[TASK OBJECTIVE] Set down the material exactly, keeping every line whole.

• • •

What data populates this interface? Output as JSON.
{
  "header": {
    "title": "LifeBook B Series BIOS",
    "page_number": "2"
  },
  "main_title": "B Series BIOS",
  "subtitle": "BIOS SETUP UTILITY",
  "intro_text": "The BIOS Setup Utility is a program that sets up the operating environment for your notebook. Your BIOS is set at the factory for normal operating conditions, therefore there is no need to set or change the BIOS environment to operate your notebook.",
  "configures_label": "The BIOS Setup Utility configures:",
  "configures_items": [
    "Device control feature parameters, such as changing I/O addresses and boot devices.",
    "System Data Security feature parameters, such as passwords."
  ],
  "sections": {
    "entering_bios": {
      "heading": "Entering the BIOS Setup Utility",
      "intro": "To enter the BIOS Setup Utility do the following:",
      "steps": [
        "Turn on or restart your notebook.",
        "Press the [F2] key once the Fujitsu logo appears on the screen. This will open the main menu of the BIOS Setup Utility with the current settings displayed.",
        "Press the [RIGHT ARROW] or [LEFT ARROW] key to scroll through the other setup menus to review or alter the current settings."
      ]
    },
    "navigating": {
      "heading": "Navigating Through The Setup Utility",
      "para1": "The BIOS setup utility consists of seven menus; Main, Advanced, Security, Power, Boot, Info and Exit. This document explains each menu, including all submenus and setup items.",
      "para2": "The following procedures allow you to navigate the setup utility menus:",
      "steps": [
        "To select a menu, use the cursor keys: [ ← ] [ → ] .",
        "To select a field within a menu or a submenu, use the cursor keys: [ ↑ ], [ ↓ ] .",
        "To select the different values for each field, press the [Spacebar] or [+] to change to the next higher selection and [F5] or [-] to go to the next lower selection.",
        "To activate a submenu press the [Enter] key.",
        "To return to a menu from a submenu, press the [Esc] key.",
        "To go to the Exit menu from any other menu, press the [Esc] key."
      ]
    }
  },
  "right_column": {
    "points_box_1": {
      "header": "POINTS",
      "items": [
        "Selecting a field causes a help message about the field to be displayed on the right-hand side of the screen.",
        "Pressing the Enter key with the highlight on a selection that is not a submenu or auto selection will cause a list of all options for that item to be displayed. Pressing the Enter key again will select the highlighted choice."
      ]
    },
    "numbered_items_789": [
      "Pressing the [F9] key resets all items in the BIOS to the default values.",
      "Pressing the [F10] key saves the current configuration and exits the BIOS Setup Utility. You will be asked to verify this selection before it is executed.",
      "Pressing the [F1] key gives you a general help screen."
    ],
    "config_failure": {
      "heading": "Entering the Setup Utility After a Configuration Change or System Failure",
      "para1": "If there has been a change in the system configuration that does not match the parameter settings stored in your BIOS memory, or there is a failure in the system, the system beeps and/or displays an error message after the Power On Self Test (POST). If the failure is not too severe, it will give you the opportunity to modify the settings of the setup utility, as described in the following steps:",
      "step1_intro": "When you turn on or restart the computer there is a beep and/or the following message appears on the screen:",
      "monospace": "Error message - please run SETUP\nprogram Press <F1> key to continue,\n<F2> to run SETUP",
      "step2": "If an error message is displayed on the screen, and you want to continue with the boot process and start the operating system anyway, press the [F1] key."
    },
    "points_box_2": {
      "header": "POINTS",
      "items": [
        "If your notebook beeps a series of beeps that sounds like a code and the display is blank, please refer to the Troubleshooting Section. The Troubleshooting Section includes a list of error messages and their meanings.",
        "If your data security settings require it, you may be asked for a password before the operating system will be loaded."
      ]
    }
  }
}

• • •

[RESULT OF THIS EXERCISE]
What data populates this interface? Output as JSON.
{
  "header": {
    "title": "LifeBook B Series BIOS",
    "page_number": "2"
  },
  "main_title": "B Series BIOS",
  "subtitle": "BIOS SETUP UTILITY",
  "intro_text": "The BIOS Setup Utility is a program that sets up the operating environment for your notebook. Your BIOS is set at the factory for normal operating conditions, therefore there is no need to set or change the BIOS environment to operate your notebook.",
  "configures_label": "The BIOS Setup Utility configures:",
  "configures_items": [
    "Device control feature parameters, such as changing I/O addresses and boot devices.",
    "System Data Security feature parameters, such as passwords."
  ],
  "sections": {
    "entering_bios": {
      "heading": "Entering the BIOS Setup Utility",
      "intro": "To enter the BIOS Setup Utility do the following:",
      "steps": [
        "Turn on or restart your notebook.",
        "Press the [F2] key once the Fujitsu logo appears on the screen. This will open the main menu of the BIOS Setup Utility with the current settings displayed.",
        "Press the [RIGHT ARROW] or [LEFT ARROW] key to scroll through the other setup menus to review or alter the current settings."
      ]
    },
    "navigating": {
      "heading": "Navigating Through The Setup Utility",
      "para1": "The BIOS setup utility consists of seven menus; Main, Advanced, Security, Power, Boot, Info and Exit. This document explains each menu, including all submenus and setup items.",
      "para2": "The following procedures allow you to navigate the setup utility menus:",
      "steps": [
        "To select a menu, use the cursor keys: [ ← ] [ → ] .",
        "To select a field within a menu or a submenu, use the cursor keys: [ ↑ ], [ ↓ ] .",
        "To select the different values for each field, press the [Spacebar] or [+] to change to the next higher selection and [F5] or [-] to go to the next lower selection.",
        "To activate a submenu press the [Enter] key.",
        "To return to a menu from a submenu, press the [Esc] key.",
        "To go to the Exit menu from any other menu, press the [Esc] key."
      ]
    }
  },
  "right_column": {
    "points_box_1": {
      "header": "POINTS",
      "items": [
        "Selecting a field causes a help message about the field to be displayed on the right-hand side of the screen.",
        "Pressing the Enter key with the highlight on a selection that is not a submenu or auto selection will cause a list of all options for that item to be displayed. Pressing the Enter key again will select the highlighted choice."
      ]
    },
    "numbered_items_789": [
      "Pressing the [F9] key resets all items in the BIOS to the default values.",
      "Pressing the [F10] key saves the current configuration and exits the BIOS Setup Utility. You will be asked to verify this selection before it is executed.",
      "Pressing the [F1] key gives you a general help screen."
    ],
    "config_failure": {
      "heading": "Entering the Setup Utility After a Configuration Change or System Failure",
      "para1": "If there has been a change in the system configuration that does not match the parameter settings stored in your BIOS memory, or there is a failure in the system, the system beeps and/or displays an error message after the Power On Self Test (POST). If the failure is not too severe, it will give you the opportunity to modify the settings of the setup utility, as described in the following steps:",
      "step1_intro": "When you turn on or restart the computer there is a beep and/or the following message appears on the screen:",
      "monospace": "Error message - please run SETUP\nprogram Press <F1> key to continue,\n<F2> to run SETUP",
      "step2": "If an error message is displayed on the screen, and you want to continue with the boot process and start the operating system anyway, press the [F1] key."
    },
    "points_box_2": {
      "header": "POINTS",
      "items": [
        "If your notebook beeps a series of beeps that sounds like a code and the display is blank, please refer to the Troubleshooting Section. The Troubleshooting Section includes a list of error messages and their meanings.",
        "If your data security settings require it, you may be asked for a password before the operating system will be loaded."
      ]
    }
  }
}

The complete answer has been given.